Long-term economic development plan for LondonFebruary 27, 2015
The Chancellor and the Mayor of London have laid out a six point long-term economic plan for the capital.
We were pleased that many of the key themes in the plan reflected the priorities for the capital contained in our pre-Election ‘Manifesto for Jobs and Growth’.
The core messages also chimed with London First’s own plan for the capital that was published in January – the first in the UK to be led by the business community – setting out priorities to drive jobs and growth in London between now and 2036, when the population is expected to reach 10m. (More on that below.)
Our thoughts on the Chancellor and Mayor’s headline announcements:
LONDON’S GLOBAL POSITION
We welcome the Chancellor’s aspiration for London to take on New York across a range of sectors and come out on top. With more $1billion international subsidiaries, and attracting more foreign investment than any other city, London is already a match for many of its global competitors, including the Big Apple.

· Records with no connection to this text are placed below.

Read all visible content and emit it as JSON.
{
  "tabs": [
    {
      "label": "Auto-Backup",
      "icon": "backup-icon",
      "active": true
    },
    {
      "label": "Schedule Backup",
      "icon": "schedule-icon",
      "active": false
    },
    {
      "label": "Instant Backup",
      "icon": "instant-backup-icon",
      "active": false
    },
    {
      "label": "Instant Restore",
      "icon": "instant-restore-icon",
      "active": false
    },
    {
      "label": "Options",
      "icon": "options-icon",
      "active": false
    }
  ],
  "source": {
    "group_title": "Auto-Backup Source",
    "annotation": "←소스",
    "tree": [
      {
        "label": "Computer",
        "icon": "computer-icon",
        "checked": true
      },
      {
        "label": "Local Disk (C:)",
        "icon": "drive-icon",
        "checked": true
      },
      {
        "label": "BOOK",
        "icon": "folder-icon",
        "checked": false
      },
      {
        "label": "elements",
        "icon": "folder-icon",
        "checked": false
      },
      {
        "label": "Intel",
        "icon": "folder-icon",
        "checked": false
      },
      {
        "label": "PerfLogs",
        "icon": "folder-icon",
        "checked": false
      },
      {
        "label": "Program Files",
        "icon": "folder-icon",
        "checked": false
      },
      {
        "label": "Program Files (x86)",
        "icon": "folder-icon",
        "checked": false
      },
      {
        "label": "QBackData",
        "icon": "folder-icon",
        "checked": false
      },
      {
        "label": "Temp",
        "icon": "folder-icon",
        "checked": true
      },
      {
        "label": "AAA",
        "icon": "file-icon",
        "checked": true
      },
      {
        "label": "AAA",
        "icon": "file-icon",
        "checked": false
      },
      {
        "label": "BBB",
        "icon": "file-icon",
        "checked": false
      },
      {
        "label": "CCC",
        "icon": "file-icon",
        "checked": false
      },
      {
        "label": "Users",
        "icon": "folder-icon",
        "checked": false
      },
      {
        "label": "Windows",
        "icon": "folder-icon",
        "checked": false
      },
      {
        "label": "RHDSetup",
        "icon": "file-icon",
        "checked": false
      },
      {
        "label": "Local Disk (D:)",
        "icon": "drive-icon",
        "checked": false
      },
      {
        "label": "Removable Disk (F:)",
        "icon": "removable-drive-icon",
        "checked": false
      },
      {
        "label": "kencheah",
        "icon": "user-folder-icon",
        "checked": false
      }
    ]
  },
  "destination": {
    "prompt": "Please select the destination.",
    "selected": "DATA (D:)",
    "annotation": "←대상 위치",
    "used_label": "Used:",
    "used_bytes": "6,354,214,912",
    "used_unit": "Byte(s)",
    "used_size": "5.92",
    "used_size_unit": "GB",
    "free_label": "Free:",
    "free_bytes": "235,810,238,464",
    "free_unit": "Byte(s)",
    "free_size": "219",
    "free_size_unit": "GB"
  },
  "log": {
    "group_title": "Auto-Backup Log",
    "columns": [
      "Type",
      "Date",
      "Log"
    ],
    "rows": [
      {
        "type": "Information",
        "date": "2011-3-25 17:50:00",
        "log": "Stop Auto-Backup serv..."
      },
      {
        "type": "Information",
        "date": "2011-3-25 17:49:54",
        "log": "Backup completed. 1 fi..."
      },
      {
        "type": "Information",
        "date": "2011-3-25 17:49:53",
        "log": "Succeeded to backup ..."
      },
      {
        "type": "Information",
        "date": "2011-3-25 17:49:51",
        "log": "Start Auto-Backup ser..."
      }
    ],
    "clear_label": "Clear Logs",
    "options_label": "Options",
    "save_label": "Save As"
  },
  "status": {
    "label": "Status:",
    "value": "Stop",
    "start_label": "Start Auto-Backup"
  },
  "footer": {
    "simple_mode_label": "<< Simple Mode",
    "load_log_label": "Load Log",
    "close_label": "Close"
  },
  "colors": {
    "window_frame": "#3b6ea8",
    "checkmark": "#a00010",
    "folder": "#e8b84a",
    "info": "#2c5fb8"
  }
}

But Shangai and Beijing will overtake London in GDP by 2025, and 68% of future £1billion companies will be from emerging markets. As the centre of global economic gravity shifts East, London must be equipped to compete in terms of growth with not only its traditional rivals, but with new ones as well.
We welcome the idea of a London Land Commission to coordinate the sale of un- or under-used public sector land for much-needed housing.
This announcement answers the call for a modern-day Domesday Book, holding all the details of this land and administered by a single, well-informed source, that we laid out in our March 2014 report: Home Truths: 12 steps to solving London’s housing crisis. The real challenge is now to go from identification to utilisation — to join up the public sector and so release as much land as possible for new homes for Londoners.
DEVOLUTION (skills and planning):
We were pleased to hear of the Chancellor’s plans to discuss giving more planning powers and skills provision to London, where delivery can be tailored to need.
However, much more needs to be done to equip Londoners with the access, ambition and skills they need to compete in tomorrow’s labour market, which will be characterised by a shrinking pool of mid-skill jobs. London 2036, in setting out what London needs to do to remain a global player, pinpointed a lack of home-grown skills as a real threat to the city.
We welcomed plans for an increase in the number of 24-hour tube routes, as well as the Chancellor’s enthusiasm for crucial new infrastructure projects like Crossrail 2.But London needs a philosophical shift at the Treasury that recognises and tackles the growing infrastructure challenges facing London if it is to remain a city that works.
The Mayor’s Infrastructure Plan anticipated that demand for public transport will jump 50% by 2050, and hundreds of billions of pounds of investment will be needed to meet it. This investment will support strong growth in the London and UK economy, and deliver substantially increased tax revenues: the business case is clear and it is affordable and now it needs to happen.
On Monday 16 March – ahead of our second London Infrastructure Summit the following week – London First will publish a report outlining the full case for investment in London’s infrastructure, and explain how this will directly benefit many parts of the country.
The London area’s tech sector is already bigger than Silicon Valley’s, so we were pleased to hear announcements for new investment in science, finance, technology and culture to make London a centre of the world’s creative and commercial life.
However, with 80% of Tech City business saying that a lack of skilled workers is the biggest single barrier to growth, London urgently needs to train more technical talent if we are to make the most of the opportunity these new sectors offer.
‘London 2036: An Agenda for Jobs and Growth’ was produced on behalf of the London Enterprise Panel – the Mayor’s business advisory panel – and is the most significant business-led consultation project yet undertaken to help drive jobs and growth in a UK city. The three core themes for successfully developing and safeguarding London’s economy highlighted in the report are:
- cementing London’s existing strengths as the world’s leading economic and business hub;
- fuelling more diverse growth by capitalising on the city’s strengths in tech and creativity;
- addressing the challenges to London’s basic foundations.
You can view a summary of the key themes for successfully developing and safeguarding London’s economy in a video available on our website.
Contact: Catherine Shrimpton, email@example.com